Once we had loaded onto our bus, my group “Supply Management,” did a quick round of introductions. Everyone on our tour was from pretty diverse backgrounds. Our roster included a Ph.D student from the U of T, a journalist, the executive director of FoodForward, a professor with the U of T, an employee of St. James Food Basket, Barbara Emmanual of the Toronto Food Strategy among many others……
While riding toward our first destination, we shared what limited information we knew about supply management with the rest of the group. Since most of us had only a pretty basic understanding of marketing boards and the quota system, the conversation was helped along by one of our facilitators, Janet Horner, who had a great deal of personal experience to draw from (being a farmer and coordinator with the GTA Agriculture Action Committee).
Our first destination was the Altona Lea dairy farm in Blackstock, Ontario. Glen Barkey, the owner and our tour guide for the morning, explained that their farm has been a family-run operation since 1978. The Barkeys’ 50 cows produce about 56 kilos of butterfat a week. One of the most interesting things I learned on this tour is that the value of milk is measured in two parts. Farmers are paid a higher amount for butterfat ($14 per kilo) over milk protein ($12 per kilo). Since there is a surplus of milk protein, the milk industry markets it to other businesses. For example, it sells milk protein to companies that manufacture protein bars, chocolate ‘beverages,’ and frozen desserts (since these drinks and desserts are made mainly from milk protein, they can’t legally be called chocolate milk or ice cream).
Another really interesting thing we talked about was the quota system. One unit of quota (which allows the farmer to produce one kilo of butterfat per week) costs about $25,000. While this is the lowest of all the provinces, it can be a major barrier for new entrants. On the other hand, it also provides farmers within the quota system a good price for their product and a relatively stable income.
While at the Barkeys’ farm, we also went on a tour of the barns. We first got to see the newborn calves. They were so cute! After that we were led to the milking barn, where we were given a demonstration of how the cows are milked. No more Old MacDonald’s farm, these cows are hooked up to machines that measure the milk coming from the cows and automatically disconnect when the milk slows to a certain flow.
The tour finished with more questions and we eventually had to be wrestled back onto the bus so that we could get underway to our next destination: the Blackstock model cage-free egg farm.

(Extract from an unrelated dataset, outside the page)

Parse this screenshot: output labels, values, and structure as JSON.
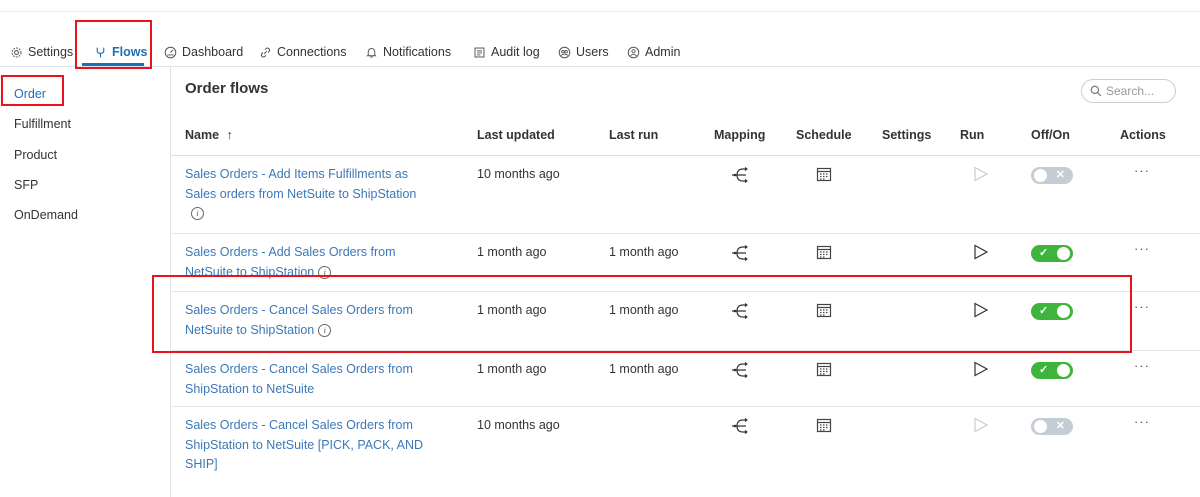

As part of the tour, we toured an old egg grading station. The facility used to house about 90,000 chickens and receive eggs from other farms that they would clean, grade, package, and ship. According to the owner and tour guide, Svante Lind, he became increasingly bothered by how facilities like his treated their chickens. Once he retired, he sold all of his chickens and closed the grading station. He has since sought out a partnership with the University of Guelph where the university will be using his facility as a research site on how to best transition existing facilities into a scaled-down and more humane operation.